One of the key benefits of low-code citizen development platforms like QuickBase is that application administrators can make substantive changes quickly to respond to changing business conditions or improve the user's experience. However, committing to the practice of continuous improvement does take a bit of discipline — and some best practices.
As the citizen development movement continues its rapid rise, we thought we'd ask members of our QuickBase Heroes community for their best practices for keeping QuickBase applications fresh. More than 60 of them weighed in, with advice that ranged from the theoretical to the tactical.
We boiled down those responses into these 5 key pieces of advice:
“It's important to review application usage on a regular basis to make sure you're meeting your users' needs,” says Perla Diaz of Southwest Airlines.
How many users accessed your apps last month? How many fields are devoid of data? Are there checkboxes that never seem to get checked? All of these questions (and many, many more) can be answered with tools built into QuickBase. Whether you're regularly checking relationship diagrams and generating reports to show recent changes to tables and records as suggested by Beth Hilleke of Vision Software Solutions or you're deploying a comprehensive realm administration application that tracks key metrics across multiple active applications, as suggested by Erich Wehrmann of Harder Mechanical, you have many tools at your disposal for quickly assessing the health of one or all of the applications you manage.
Several app administrators suggested scheduling regular health checks to clear out unused form fields, notifications, relationships, and other things that don't add to the user's overall experience. Tina Hand of Complete Data Systems schedules a “check-up day” once a month, in which she reviews all applications and plans maintenance where necessary.
Even the best QuickBase apps are always a work in progress, of course. Several of our QuickBase Heroes suggested adopting a plan of continuous improvement. Paul Lanterman of OMS Photo suggests frequently updating the look and feel of forms and reports to deliver increasingly visually interesting interfaces. Eric Pilon of Southwest Airlines suggests revisiting form fields and assessing whether they need to remain in the app, or if they have become outdated.
Josh Miller from FedEx Office says app administrators need to be ready to not only improve their apps, but to actually start over from scratch when necessary. “I think you need to commit to improving one thing each month, and you need to be OK with blowing something up and building over it,” he says.
Just because your app works the way you think it should doesn't mean there isn't room for improvement. Your end users might not be happy with it, and even worse — they might not even tell you something isn't working! Several QuickBase Heroes suggested creating feedback mechanisms for end users. Whether you're using regular surveys, meetings with end users, or in-app communications (via description fields, automated notifications, or other features), make it easy for users to show you what is working and what isn't.

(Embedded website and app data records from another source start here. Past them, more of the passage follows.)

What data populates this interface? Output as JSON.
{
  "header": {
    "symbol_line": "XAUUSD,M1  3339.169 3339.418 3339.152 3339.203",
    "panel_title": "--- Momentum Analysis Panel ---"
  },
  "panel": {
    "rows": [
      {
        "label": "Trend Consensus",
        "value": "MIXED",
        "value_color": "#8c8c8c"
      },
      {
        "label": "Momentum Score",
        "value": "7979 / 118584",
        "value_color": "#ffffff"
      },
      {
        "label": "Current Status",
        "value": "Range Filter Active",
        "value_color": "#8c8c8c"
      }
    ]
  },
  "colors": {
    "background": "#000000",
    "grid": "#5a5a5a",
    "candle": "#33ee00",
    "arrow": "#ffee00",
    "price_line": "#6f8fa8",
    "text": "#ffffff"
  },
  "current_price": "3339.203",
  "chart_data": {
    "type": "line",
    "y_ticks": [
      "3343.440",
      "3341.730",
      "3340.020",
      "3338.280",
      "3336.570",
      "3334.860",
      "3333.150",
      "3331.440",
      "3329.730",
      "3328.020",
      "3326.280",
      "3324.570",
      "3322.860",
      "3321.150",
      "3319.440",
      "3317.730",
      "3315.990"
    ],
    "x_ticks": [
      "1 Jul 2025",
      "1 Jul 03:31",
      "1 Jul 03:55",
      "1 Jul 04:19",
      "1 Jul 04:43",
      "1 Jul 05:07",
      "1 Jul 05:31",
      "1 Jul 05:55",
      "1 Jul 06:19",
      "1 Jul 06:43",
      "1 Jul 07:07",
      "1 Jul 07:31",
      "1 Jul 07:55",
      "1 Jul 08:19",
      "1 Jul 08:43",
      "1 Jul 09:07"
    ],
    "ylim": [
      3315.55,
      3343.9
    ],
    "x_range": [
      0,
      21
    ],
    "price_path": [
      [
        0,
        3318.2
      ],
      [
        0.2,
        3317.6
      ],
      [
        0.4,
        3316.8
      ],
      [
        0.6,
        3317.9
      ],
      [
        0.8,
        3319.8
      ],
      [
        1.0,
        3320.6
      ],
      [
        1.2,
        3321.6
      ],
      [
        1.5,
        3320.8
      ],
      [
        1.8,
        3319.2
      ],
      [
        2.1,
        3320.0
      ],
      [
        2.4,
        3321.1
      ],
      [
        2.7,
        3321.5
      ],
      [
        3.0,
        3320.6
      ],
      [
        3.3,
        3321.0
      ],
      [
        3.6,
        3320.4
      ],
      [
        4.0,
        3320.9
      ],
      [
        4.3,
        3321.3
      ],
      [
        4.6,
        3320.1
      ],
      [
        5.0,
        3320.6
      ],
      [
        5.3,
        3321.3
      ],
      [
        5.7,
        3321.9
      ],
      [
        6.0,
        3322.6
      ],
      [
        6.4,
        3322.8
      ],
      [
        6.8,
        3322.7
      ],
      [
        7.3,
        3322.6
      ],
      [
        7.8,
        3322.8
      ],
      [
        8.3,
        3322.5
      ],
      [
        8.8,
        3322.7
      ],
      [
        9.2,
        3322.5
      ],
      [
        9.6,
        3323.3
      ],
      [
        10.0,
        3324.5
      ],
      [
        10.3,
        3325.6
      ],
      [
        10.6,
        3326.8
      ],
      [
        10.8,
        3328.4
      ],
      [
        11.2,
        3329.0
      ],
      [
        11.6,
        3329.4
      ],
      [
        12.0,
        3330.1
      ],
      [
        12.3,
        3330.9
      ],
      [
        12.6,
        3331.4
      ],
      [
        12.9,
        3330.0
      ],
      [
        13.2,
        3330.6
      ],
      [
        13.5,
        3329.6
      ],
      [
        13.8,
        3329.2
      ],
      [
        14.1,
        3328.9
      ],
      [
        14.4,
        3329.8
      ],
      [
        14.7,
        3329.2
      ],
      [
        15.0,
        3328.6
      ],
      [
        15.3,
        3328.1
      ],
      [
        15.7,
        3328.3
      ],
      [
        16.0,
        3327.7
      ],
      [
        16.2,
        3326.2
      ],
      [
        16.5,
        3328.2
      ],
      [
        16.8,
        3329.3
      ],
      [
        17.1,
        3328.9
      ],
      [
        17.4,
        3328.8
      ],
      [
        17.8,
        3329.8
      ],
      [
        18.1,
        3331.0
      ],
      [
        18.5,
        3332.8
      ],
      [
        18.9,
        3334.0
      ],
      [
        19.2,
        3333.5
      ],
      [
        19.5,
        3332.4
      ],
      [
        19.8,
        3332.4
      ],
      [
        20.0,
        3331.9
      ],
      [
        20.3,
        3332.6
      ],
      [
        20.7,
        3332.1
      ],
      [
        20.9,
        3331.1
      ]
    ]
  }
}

Lee Gilmore of Portland General Electric suggests using new hires to your organization as a sounding board. “Often that fresh set of eyes will provide insights to redundancies, gaps and other perspectives that will help improve your process and app,” he says.
Even better, users can be a source of innovative new ideas, according to Ryan Kjesbo-Johnson of ServeMinnesota Action Network. “I have gotten some of my most innovative ideas from simply listening to problems people were having with our systems, and thinking through solutions,” he says. “Start with the most novice user of your system and work your way up. Look for similar trends in user workarounds, often there is a solution that will save them time and your organization money.”
We already shared the importance of revisiting apps to clear out unnecessary fields or actions. But what about improving what's working? Several rock star administrators suggested adding small tweaks to existing apps to keep the experience fresh for users. Even something as small as changing the colors of colorized rows or cells, or adding a new report to a homepage, sends a signal to users that you're invested in continuous improvement.
Erik Romero from Cannabase suggests periodically updating content or terminology to keep pace with process changes in the organization, while Taylor Temple of Total Merchant Services recommends seeking out new ways to streamline QuickBase actions by tweaking or improving relationships between tables.
“Sometimes change is feared, but don't be afraid to make changes to keep users excited and on their toes,” says Ashlee Shedd of National Tax Credit.
The product teams at QuickBase are constantly working to add or improve features that drive value to app builders and users. Many of our QuickBase Heroes said that staying on top of the latest QuickBase announcements might open the door to real areas of improvement in your existing applications. Our monthly release notes are a great way to stay up to date on new features and enhancements that may provide value to your users.
Of course, if your app is mission critical or supports a high volume of users, you'll need to be careful how you roll out new features. “Introduce new features (on a limited scale) in apps with lots of users. The additional visibility prompts users to think of new ways to improve less central or more customized apps and processes,” says Elise Faustino of Wingstop Restaurants.
Armed with these practices and disciplines, you'll be on your way to improving your end users' experience and driving even better results from your QuickBase apps. Got any other tips? Let us hear it in the comments section of the social share bar to the left, and be sure to subscribe for weekly blog updates, below.